**DATA FOR REVIEW**

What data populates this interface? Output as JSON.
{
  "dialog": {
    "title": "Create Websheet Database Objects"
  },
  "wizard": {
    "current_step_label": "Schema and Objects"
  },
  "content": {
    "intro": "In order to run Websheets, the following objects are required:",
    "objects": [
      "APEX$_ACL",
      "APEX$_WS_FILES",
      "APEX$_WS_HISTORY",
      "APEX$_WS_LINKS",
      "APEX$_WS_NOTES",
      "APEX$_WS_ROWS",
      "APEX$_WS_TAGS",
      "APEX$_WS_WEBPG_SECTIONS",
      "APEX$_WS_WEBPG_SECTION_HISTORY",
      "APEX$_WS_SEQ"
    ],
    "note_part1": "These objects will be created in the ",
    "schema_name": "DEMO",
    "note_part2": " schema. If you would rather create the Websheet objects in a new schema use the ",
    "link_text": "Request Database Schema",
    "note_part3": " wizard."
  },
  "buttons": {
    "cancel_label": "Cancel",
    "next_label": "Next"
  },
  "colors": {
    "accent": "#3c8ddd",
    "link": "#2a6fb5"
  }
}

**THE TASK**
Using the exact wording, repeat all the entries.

**EXERCISE RESULT**
What data populates this interface? Output as JSON.
{
  "dialog": {
    "title": "Create Websheet Database Objects"
  },
  "wizard": {
    "current_step_label": "Schema and Objects"
  },
  "content": {
    "intro": "In order to run Websheets, the following objects are required:",
    "objects": [
      "APEX$_ACL",
      "APEX$_WS_FILES",
      "APEX$_WS_HISTORY",
      "APEX$_WS_LINKS",
      "APEX$_WS_NOTES",
      "APEX$_WS_ROWS",
      "APEX$_WS_TAGS",
      "APEX$_WS_WEBPG_SECTIONS",
      "APEX$_WS_WEBPG_SECTION_HISTORY",
      "APEX$_WS_SEQ"
    ],
    "note_part1": "These objects will be created in the ",
    "schema_name": "DEMO",
    "note_part2": " schema. If you would rather create the Websheet objects in a new schema use the ",
    "link_text": "Request Database Schema",
    "note_part3": " wizard."
  },
  "buttons": {
    "cancel_label": "Cancel",
    "next_label": "Next"
  },
  "colors": {
    "accent": "#3c8ddd",
    "link": "#2a6fb5"
  }
}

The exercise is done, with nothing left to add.